If no health care overhaul passes Congress, health insurers may be in for a windfall — and one far larger that most Americans probably realize.
According to a study by a pro-health reform group published Thursday, the nation’s largest five health insurance companies posted a 56 percent gain in 2009 profits over 2008. The insurers including Wellpoint, UnitedHealth, Cigna, Aetna and Humana, which cover the majority of Americans with insurance.
The insurers’ hefty profit gains came even as 2.7 million more Americans lost their insurance coverage due to the declining economy. (John Byrne, Raw Story)
Explanation, according to the insurance industry? In 2008 they took a bath in the market, so the comparison is artificially inflated. Gee, my retirement income took a bath in 2008, too.
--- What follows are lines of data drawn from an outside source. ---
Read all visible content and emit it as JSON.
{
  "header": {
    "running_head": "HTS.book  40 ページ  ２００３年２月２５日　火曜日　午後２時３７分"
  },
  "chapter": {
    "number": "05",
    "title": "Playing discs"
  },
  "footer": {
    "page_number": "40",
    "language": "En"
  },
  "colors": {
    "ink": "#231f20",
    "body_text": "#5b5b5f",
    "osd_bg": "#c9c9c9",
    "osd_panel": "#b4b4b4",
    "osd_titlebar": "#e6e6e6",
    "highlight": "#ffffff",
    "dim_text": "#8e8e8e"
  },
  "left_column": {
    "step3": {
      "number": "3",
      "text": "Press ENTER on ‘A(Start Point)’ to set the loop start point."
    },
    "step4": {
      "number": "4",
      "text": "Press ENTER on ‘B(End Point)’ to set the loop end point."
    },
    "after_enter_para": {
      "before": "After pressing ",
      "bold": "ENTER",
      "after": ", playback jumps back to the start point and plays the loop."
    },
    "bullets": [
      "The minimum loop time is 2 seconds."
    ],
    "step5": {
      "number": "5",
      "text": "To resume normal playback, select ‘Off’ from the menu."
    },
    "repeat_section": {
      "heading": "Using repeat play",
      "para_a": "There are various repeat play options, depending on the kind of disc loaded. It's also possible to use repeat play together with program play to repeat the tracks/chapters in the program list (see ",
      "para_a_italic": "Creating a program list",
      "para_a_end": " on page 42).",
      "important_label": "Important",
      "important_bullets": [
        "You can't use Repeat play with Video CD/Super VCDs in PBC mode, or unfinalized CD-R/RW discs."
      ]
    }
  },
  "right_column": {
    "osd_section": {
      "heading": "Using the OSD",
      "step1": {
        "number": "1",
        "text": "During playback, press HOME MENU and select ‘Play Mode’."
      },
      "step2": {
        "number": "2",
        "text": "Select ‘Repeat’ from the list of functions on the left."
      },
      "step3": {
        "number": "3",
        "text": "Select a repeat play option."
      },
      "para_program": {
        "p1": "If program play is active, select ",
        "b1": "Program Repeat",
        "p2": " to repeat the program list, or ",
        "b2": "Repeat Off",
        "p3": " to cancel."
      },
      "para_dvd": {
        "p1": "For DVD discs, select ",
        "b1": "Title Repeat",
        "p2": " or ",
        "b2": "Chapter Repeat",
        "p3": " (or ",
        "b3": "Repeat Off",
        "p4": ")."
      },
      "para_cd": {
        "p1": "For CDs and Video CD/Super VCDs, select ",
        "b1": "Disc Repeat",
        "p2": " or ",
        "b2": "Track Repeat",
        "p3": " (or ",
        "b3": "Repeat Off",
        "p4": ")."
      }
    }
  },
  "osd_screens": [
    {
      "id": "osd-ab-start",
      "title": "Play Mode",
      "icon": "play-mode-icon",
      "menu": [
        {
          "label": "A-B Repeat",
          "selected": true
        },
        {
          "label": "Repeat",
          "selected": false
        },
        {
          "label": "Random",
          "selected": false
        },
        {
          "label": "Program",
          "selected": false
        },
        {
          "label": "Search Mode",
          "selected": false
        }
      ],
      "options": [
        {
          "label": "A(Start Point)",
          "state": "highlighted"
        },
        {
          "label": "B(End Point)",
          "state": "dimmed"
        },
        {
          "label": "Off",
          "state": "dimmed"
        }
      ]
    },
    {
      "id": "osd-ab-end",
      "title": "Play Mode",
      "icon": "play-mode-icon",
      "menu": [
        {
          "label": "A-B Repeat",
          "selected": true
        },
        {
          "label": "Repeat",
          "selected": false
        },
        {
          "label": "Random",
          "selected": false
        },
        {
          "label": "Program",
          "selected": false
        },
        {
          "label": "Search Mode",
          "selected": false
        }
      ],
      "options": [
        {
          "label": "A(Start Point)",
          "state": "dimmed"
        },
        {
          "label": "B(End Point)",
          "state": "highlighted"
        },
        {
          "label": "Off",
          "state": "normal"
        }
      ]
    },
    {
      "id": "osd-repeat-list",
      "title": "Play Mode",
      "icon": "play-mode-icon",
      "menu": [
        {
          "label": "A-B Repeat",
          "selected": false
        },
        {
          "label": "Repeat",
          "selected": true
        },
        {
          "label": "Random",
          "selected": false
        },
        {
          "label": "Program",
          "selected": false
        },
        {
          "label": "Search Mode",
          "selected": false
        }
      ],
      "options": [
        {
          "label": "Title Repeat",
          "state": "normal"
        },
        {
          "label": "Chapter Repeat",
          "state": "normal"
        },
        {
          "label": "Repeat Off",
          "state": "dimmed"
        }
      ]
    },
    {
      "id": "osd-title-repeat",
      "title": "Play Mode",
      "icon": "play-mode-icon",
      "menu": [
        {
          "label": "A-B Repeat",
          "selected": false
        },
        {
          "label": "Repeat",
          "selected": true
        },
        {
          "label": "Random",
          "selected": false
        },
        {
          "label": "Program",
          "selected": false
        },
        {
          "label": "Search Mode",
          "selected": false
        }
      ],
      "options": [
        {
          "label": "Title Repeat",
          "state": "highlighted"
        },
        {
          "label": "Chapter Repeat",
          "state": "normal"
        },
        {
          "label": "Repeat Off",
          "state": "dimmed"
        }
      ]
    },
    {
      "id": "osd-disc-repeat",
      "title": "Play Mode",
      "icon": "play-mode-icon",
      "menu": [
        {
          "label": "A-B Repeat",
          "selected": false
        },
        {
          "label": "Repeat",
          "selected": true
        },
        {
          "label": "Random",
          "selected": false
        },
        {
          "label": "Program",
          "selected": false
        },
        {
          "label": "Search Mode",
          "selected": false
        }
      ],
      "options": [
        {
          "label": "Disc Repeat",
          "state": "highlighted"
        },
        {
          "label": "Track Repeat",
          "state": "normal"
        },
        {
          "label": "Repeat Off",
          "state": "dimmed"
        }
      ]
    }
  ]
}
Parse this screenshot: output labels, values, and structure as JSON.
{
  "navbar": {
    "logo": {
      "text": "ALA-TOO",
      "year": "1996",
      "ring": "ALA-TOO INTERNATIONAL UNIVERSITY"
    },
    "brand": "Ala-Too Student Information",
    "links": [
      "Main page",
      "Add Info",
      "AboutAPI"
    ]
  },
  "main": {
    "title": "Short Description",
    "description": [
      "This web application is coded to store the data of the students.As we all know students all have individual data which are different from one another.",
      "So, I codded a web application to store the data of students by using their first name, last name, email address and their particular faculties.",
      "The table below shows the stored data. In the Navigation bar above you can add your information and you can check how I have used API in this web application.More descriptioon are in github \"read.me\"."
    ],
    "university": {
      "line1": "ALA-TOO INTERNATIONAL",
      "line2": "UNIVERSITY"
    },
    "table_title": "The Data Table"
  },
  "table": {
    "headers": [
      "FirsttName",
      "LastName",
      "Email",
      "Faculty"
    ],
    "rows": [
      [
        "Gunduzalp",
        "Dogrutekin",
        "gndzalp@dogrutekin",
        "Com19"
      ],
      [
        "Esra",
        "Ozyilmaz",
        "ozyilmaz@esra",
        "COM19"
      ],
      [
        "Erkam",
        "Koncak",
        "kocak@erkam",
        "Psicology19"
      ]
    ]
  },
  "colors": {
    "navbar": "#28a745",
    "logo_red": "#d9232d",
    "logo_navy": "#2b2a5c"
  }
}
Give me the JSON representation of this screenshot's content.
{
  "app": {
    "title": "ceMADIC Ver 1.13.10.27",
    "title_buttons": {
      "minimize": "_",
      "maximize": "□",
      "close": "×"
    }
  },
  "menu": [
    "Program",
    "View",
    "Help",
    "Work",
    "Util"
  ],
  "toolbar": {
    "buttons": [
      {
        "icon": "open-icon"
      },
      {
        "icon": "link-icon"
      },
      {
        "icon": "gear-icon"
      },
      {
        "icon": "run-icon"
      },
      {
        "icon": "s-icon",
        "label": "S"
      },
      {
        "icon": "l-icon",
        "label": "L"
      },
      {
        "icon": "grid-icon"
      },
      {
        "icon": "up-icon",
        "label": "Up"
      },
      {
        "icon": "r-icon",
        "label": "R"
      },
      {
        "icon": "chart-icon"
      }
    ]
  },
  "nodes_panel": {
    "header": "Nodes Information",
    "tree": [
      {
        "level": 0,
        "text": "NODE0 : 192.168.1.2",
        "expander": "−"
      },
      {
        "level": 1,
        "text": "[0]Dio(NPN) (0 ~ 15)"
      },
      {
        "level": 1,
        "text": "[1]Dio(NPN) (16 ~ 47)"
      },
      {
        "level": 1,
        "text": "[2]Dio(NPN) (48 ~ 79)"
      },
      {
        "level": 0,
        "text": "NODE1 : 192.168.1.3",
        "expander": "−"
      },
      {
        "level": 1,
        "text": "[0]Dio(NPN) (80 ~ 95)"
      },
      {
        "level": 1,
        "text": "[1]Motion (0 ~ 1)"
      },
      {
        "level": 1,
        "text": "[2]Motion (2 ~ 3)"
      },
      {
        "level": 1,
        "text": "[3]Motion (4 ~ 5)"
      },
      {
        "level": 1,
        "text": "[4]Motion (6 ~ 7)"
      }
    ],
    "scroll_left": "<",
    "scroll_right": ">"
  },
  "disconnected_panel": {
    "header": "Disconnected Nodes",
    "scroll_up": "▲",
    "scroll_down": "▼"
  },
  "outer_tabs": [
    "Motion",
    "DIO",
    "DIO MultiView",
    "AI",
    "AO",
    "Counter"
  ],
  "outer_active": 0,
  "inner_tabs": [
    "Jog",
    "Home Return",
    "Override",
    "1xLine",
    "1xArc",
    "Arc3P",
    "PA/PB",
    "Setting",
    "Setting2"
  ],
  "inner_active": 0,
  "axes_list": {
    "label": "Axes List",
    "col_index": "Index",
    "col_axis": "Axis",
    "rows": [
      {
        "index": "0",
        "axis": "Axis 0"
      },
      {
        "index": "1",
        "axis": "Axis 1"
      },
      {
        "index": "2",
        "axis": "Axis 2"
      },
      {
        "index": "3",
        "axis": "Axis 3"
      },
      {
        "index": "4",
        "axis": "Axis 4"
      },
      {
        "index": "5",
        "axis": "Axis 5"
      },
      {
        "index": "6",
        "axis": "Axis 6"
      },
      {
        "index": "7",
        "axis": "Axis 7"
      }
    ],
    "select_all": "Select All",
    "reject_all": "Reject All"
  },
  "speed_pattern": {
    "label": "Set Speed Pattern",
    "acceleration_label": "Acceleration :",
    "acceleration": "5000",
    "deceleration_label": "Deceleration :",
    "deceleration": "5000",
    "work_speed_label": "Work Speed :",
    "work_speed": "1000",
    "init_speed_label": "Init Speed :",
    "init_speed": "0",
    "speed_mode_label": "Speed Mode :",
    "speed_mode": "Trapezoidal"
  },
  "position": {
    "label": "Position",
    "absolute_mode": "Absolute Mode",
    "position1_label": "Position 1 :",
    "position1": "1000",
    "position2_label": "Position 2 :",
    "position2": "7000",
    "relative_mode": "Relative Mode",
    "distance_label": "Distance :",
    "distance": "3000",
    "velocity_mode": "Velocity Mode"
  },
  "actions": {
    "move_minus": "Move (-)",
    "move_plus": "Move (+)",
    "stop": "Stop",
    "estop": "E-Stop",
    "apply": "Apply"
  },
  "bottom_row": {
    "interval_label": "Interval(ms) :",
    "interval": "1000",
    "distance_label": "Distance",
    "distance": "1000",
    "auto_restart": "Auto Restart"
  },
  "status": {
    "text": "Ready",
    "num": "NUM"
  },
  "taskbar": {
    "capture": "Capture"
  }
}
In fact I’m not doing that well in 2009, either. And that points up a fact usually not recognized: insurance companies are basically investment companies. They take our premium money and invest it between the time of receiving it and when they have to pay it out. The longer they get to hold it, the more money they make on their investments. And if they invest it poorly, they deny claims and jack up premiums to recoup the losses, or more accurately, the less than obscene profits. Last year the top five spent less a smaller proportion of their premiums on medical care and more on salaries, administrative expenses and profits. And they jacked up premiums, the most notorious being Wellpoint’s Anthem Blue Cross California, up 39% for 2010. Wellpoint claimed they lost money in California last year but at the same time they posted a $4.7 billion profit. $4.7 billion. That’s 4.7 thousand millions. Their 7.3% profit margin was highest of the big five. But they are still raising premiums 39% and considering paying a dividends to investors, not something companies that lose money usually do.
It is a commonplace to say government programs are notoriously inefficient and wasteful. The real truth is that premiums go farther in the single-payer Medicare program which insures people with high medical expenses (the elderly). Medicare doesn’t have to make an obscene profit and spends far less in administrative expenses, many of which go to figuring out ways to deny claims. Private health insurers are among the most wasteful and socially unproductive businesses in the country. They provide no useful services of any kind. They are parasites.
I can’t say enough bad about health insurance companies. They shouldn’t exist. They are ruining the country. And the Obama Administration and the Congress — all Republicans and too many Democrats — just keep shoveling more money into their hungry maw.